PROBLEM DETAILS — Scan the data below. Pull out each line where "Local" occurs.

GIVEN RECORDS below:

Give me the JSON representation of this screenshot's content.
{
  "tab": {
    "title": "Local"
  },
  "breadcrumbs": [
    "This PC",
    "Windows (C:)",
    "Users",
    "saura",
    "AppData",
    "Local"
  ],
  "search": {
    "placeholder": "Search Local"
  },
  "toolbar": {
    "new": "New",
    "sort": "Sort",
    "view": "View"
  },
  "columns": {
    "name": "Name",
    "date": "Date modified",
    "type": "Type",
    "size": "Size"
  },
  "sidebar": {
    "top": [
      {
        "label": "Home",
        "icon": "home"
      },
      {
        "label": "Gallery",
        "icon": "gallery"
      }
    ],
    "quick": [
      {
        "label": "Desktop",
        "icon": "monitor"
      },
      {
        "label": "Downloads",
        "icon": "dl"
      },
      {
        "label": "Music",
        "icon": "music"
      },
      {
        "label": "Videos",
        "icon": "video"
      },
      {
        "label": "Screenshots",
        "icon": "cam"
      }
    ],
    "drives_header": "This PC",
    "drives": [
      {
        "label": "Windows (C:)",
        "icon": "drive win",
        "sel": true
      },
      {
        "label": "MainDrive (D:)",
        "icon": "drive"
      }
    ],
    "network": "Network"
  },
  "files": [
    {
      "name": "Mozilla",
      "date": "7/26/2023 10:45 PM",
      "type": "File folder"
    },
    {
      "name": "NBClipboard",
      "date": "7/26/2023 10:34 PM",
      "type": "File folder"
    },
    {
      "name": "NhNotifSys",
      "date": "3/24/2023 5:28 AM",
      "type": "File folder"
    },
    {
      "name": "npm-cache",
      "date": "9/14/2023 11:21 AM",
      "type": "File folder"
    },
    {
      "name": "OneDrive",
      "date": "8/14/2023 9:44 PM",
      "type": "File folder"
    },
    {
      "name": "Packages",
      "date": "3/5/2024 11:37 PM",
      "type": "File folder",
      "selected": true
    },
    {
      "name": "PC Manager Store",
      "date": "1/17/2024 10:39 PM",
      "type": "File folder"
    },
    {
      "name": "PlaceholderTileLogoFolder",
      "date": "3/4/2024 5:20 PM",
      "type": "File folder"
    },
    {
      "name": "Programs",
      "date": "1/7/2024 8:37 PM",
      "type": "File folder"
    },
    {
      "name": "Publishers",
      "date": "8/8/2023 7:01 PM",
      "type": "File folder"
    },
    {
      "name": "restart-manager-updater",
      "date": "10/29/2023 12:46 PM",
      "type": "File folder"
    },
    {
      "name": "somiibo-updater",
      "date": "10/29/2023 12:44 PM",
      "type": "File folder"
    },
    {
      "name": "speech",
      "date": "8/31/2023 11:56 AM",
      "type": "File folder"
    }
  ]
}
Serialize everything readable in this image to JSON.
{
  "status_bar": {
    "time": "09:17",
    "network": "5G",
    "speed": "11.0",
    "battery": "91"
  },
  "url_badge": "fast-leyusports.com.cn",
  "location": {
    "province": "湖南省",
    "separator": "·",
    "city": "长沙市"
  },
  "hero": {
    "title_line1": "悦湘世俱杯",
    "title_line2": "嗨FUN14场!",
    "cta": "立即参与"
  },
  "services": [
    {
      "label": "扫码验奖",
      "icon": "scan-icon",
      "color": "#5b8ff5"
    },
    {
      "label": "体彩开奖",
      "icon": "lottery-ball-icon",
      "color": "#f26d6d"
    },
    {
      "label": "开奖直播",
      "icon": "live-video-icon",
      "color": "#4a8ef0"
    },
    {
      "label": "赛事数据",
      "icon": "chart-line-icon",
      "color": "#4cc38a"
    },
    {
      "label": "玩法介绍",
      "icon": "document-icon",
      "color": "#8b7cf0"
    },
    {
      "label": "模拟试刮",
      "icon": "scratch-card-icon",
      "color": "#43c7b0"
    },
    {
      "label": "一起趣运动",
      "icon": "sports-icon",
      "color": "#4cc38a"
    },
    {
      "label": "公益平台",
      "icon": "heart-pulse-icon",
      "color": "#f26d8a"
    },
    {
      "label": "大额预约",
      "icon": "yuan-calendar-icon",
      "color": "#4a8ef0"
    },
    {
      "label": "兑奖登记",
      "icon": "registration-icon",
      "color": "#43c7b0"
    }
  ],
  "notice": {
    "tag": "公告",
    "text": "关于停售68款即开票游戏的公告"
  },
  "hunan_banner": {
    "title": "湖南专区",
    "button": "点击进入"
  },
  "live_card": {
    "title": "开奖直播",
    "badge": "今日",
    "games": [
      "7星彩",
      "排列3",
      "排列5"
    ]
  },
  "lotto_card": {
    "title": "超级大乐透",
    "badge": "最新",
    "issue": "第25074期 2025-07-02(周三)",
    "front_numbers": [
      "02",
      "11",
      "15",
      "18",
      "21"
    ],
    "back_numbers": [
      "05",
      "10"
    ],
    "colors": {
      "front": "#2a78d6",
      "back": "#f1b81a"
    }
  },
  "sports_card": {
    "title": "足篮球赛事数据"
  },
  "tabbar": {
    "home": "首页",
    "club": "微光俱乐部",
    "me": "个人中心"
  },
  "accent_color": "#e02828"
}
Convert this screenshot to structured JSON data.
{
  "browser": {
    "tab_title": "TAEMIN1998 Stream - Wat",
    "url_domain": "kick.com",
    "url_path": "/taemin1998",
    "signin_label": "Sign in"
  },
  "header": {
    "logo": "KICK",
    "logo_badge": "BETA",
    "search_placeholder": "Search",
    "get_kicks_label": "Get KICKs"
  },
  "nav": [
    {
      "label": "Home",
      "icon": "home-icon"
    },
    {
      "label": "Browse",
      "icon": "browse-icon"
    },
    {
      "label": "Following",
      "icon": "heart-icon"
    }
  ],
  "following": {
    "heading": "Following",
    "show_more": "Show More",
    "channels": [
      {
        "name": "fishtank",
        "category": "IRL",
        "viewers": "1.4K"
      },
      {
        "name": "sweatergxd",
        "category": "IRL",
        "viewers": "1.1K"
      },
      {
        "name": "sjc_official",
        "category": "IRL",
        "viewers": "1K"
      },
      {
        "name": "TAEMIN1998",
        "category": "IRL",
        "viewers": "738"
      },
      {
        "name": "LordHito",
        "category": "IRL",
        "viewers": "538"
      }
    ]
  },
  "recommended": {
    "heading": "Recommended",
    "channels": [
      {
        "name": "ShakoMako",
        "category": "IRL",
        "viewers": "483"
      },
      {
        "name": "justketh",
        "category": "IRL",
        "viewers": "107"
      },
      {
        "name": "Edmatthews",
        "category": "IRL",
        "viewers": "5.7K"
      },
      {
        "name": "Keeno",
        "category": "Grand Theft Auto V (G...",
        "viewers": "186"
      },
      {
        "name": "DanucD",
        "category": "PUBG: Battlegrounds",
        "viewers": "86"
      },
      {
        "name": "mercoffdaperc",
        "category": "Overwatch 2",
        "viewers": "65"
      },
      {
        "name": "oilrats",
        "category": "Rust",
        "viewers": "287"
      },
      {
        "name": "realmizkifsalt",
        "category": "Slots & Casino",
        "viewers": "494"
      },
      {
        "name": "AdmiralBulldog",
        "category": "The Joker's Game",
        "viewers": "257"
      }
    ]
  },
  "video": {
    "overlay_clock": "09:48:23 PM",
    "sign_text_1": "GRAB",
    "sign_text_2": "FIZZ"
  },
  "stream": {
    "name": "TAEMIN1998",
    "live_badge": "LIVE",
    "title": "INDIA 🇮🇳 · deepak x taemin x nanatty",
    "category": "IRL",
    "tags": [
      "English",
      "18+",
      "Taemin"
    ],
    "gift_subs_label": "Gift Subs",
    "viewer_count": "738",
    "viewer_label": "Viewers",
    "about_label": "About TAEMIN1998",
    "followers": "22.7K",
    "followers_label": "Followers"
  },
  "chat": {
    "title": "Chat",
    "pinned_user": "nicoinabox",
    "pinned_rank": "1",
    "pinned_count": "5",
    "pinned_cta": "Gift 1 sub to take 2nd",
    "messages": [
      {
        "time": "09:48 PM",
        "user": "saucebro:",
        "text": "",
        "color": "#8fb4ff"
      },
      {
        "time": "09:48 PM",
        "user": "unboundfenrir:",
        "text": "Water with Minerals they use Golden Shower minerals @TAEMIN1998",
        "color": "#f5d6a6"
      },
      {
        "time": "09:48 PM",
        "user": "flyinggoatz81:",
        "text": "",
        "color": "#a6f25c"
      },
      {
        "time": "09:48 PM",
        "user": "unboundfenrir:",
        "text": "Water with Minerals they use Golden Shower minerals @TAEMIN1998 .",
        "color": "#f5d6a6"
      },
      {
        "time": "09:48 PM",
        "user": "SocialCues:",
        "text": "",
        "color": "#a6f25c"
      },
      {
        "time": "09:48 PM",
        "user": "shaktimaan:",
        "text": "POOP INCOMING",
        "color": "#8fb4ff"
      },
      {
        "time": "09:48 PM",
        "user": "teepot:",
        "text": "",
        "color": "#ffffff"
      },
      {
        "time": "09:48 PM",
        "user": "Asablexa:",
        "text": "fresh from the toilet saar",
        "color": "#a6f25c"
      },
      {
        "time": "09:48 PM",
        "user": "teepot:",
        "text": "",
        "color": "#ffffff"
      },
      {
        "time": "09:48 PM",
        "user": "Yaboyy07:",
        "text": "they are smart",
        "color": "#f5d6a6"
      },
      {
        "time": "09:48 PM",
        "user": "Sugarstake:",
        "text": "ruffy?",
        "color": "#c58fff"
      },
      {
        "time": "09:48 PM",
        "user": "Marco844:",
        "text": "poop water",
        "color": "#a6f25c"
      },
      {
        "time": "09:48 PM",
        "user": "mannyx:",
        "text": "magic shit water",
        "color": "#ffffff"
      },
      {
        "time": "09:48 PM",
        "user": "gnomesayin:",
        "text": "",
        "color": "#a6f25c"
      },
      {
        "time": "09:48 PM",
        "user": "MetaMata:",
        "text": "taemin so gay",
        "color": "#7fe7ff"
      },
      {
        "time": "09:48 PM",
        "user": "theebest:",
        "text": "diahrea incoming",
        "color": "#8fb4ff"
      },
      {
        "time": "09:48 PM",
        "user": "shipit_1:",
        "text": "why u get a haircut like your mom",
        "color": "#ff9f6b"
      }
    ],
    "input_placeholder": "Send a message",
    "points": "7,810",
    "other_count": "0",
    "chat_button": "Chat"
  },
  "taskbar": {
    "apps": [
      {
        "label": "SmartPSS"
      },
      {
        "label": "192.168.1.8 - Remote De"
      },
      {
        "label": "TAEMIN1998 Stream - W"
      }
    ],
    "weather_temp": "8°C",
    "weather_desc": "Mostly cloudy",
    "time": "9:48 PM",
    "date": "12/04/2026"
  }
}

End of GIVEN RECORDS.

TASK RESULT —
    "title": "Local"
    "Local"
    "placeholder": "Search Local"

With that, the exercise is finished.